We recently took a chocolate making class at Tache Chocolate and had a delicious 90 minutes of composing and nibbling on incredible chocolate creations. Located on the Lower East Side in NYC, Tache Chocolate is owned by the talented and lovely Aditi Malhotra, who was recently awarded Zagat’s “30 Under 30″ Award. Aditi trained at the French Culinary Institute and named her shop after the French word for “smudge” to commemorate the chocolate marks she often finds on her chef’s apron at the end of the day. In addition to her impressive foodie credentials, Aditi is a great teacher–engaging, effusive and clearly in love with her work.
We started off by getting a rundown on some of the ingredients we’d be using: coconut flakes, various spices, nuts, raisins, strawberry wafers and jasmine tea!

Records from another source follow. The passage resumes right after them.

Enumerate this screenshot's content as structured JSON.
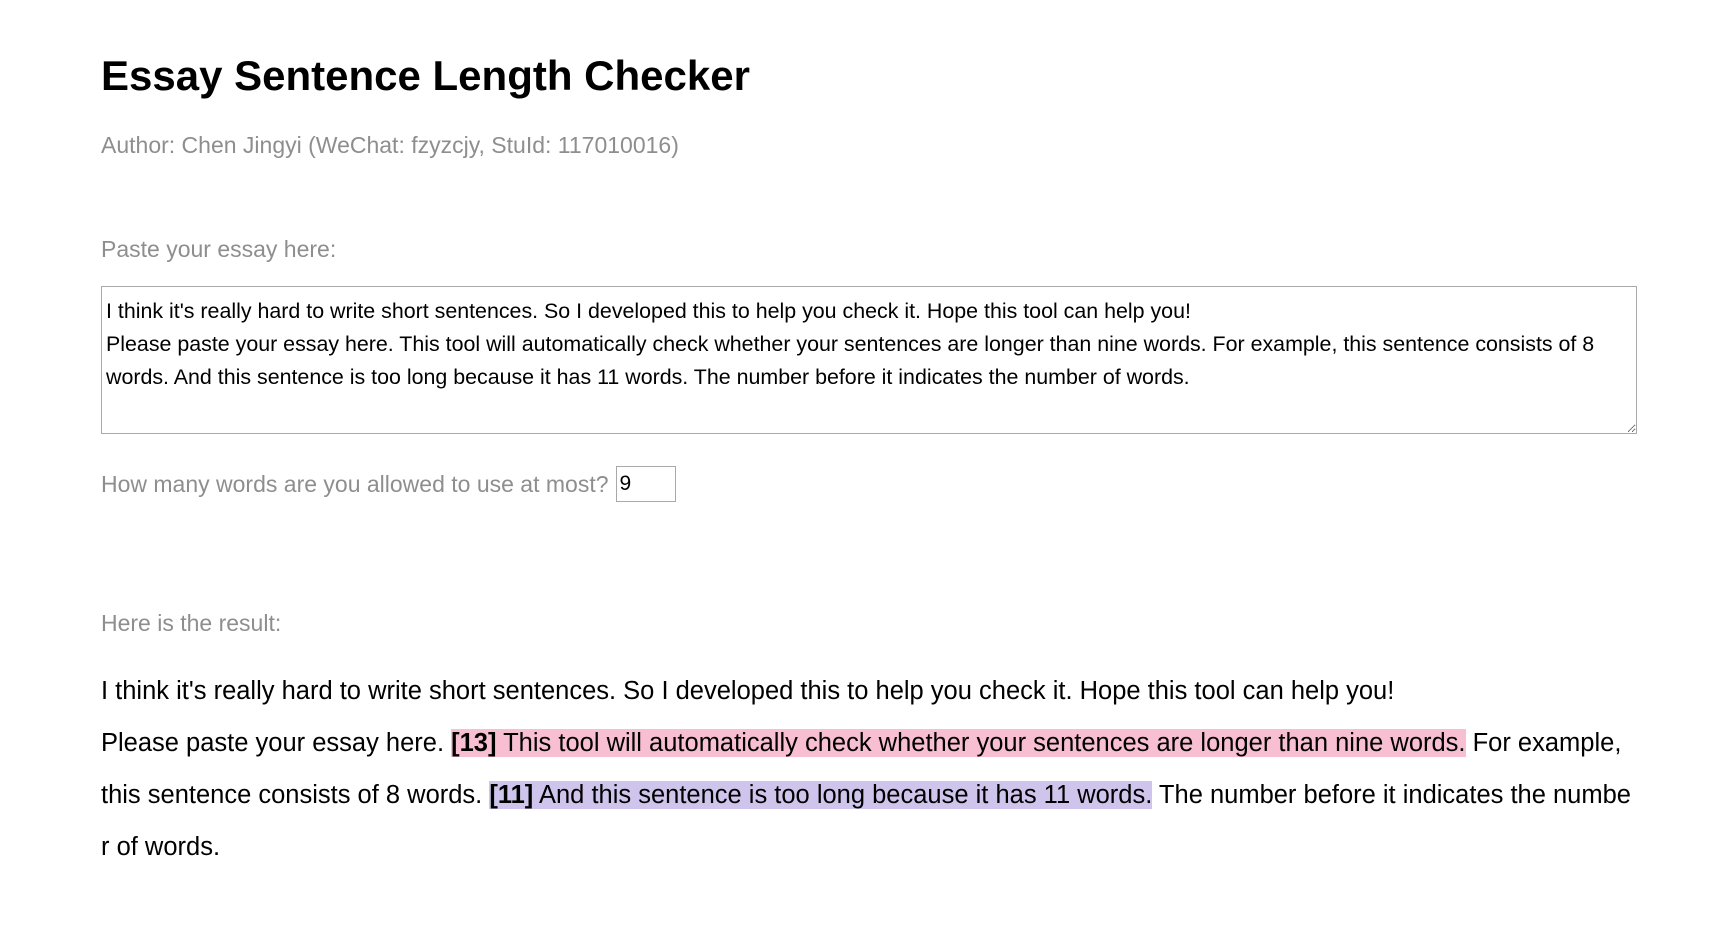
{
  "page": {
    "title": "Essay Sentence Length Checker",
    "author": "Author: Chen Jingyi (WeChat: fzyzcjy, StuId: 117010016)"
  },
  "essay": {
    "label": "Paste your essay here:",
    "value": "I think it's really hard to write short sentences. So I developed this to help you check it. Hope this tool can help you!\nPlease paste your essay here. This tool will automatically check whether your sentences are longer than nine words. For example, this sentence consists of 8 words. And this sentence is too long because it has 11 words. The number before it indicates the number of words."
  },
  "limit": {
    "label": "How many words are you allowed to use at most?",
    "value": "9"
  },
  "result": {
    "label": "Here is the result:",
    "line1": "I think it's really hard to write short sentences. So I developed this to help you check it. Hope this tool can help you!",
    "paragraph2": {
      "before_first": "Please paste your essay here. ",
      "first_count": "[13]",
      "first_sentence": " This tool will automatically check whether your sentences are longer than nine words.",
      "between": " For example, this sentence consists of 8 words. ",
      "second_count": "[11]",
      "second_sentence": " And this sentence is too long because it has 11 words.",
      "after_second": " The number before it indicates the number of words."
    }
  },
  "colors": {
    "text": "#000000",
    "muted_label": "#8e8e8e",
    "highlight_13": "#f7bfd1",
    "highlight_11": "#cfc4ec",
    "border": "#a9a9a9"
  }
}
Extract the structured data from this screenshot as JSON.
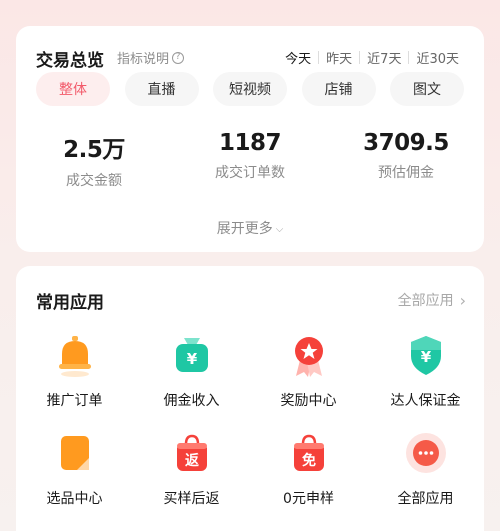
{
  "overview": {
    "title": "交易总览",
    "hint": "指标说明",
    "periods": [
      "今天",
      "昨天",
      "近7天",
      "近30天"
    ],
    "tabs": [
      "整体",
      "直播",
      "短视频",
      "店铺",
      "图文"
    ],
    "stats": [
      {
        "value": "2.5万",
        "label": "成交金额"
      },
      {
        "value": "1187",
        "label": "成交订单数"
      },
      {
        "value": "3709.5",
        "label": "预估佣金"
      }
    ],
    "more_label": "展开更多"
  },
  "apps": {
    "title": "常用应用",
    "all_label": "全部应用",
    "items": [
      {
        "label": "推广订单",
        "icon": "bell-icon"
      },
      {
        "label": "佣金收入",
        "icon": "money-bag-icon"
      },
      {
        "label": "奖励中心",
        "icon": "medal-icon"
      },
      {
        "label": "达人保证金",
        "icon": "shield-yen-icon"
      },
      {
        "label": "选品中心",
        "icon": "bookmark-icon"
      },
      {
        "label": "买样后返",
        "icon": "return-bag-icon",
        "badge": "返"
      },
      {
        "label": "0元申样",
        "icon": "free-bag-icon",
        "badge": "免"
      },
      {
        "label": "全部应用",
        "icon": "more-dots-icon"
      }
    ]
  },
  "colors": {
    "accent": "#f25a6a",
    "tab_active_bg": "#fdeeee",
    "orange": "#ff9a1f",
    "teal": "#1fc7a4",
    "red": "#f5413a"
  }
}
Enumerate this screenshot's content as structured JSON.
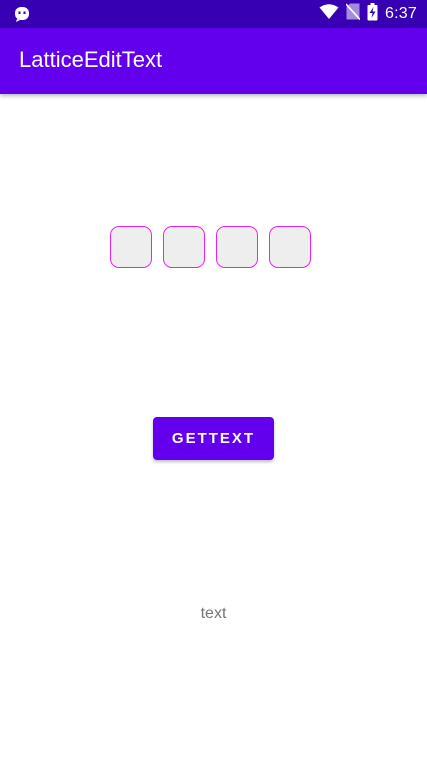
{
  "status_bar": {
    "time": "6:37",
    "icons": [
      "notification-icon",
      "wifi-icon",
      "no-sim-icon",
      "battery-charging-icon"
    ]
  },
  "app_bar": {
    "title": "LatticeEditText"
  },
  "lattice": {
    "cells": [
      "",
      "",
      "",
      ""
    ]
  },
  "get_button": {
    "label": "GETTEXT"
  },
  "result": {
    "text": "text"
  },
  "colors": {
    "status_bar": "#3700b3",
    "app_bar": "#6200ee",
    "cell_border": "#e625e6",
    "cell_fill": "#eeeeee",
    "result_text": "#757575"
  }
}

Aditi also shared with us what some of her favorite chocolate brands are, recommending Valrhona and Callebaut. Then, we got to peek at some of the machines Tache uses in the chocolate making process. We couldn’t wait to get our hands on one of the machines that reminded us of the infamous “I Love Lucy” episode where Lucy starts stuffing truffles into her mouth off of an assembly line. Aditi demonstrated what the machines were used for and how they worked. We also got to taste Aditi’s dark chocolate grignotines, spicy chai truffles and jelly fruits. Delicious!
Our first assignment consisted of making white chocolate grignotines and mendients. We learned that white chocolate isn’t actually chocolate. In fact, it’s made mostly from cocoa butter and milk solids. Because of its more neutral flavor, it can serve as a nice base for additions such as various nuts and spices. This was all news to us! After heating the chocolate to the working consistency we set to making our chocolates. Aditi encouraged us to get really creative with our toppings, even showing us how to use pan masala supari mix at one point!
Next we got to work with some yummy, glossy dark chocolate. We started out by making dark chocolate coated marshmallow lollipops with toppings. Here, you can see Aditi neatly demonstrating how to top the lollipops. What you don’t see is what our versions looked like. Hint: definitely not like hers!
The final part of the class was our favorite – we used molds and filled them with chocolate using one of the machines. We chose an Eiffel Tower and skulls and topped them with edible glitter and sea salt. The glitter ended up looking like sparkling lights on the Eiffel Tower and the red glaze on the skulls made them look super badass. We both agreed that this might’ve been one of the best food-related classes we ever took–it involved making and eating chocolate, after all!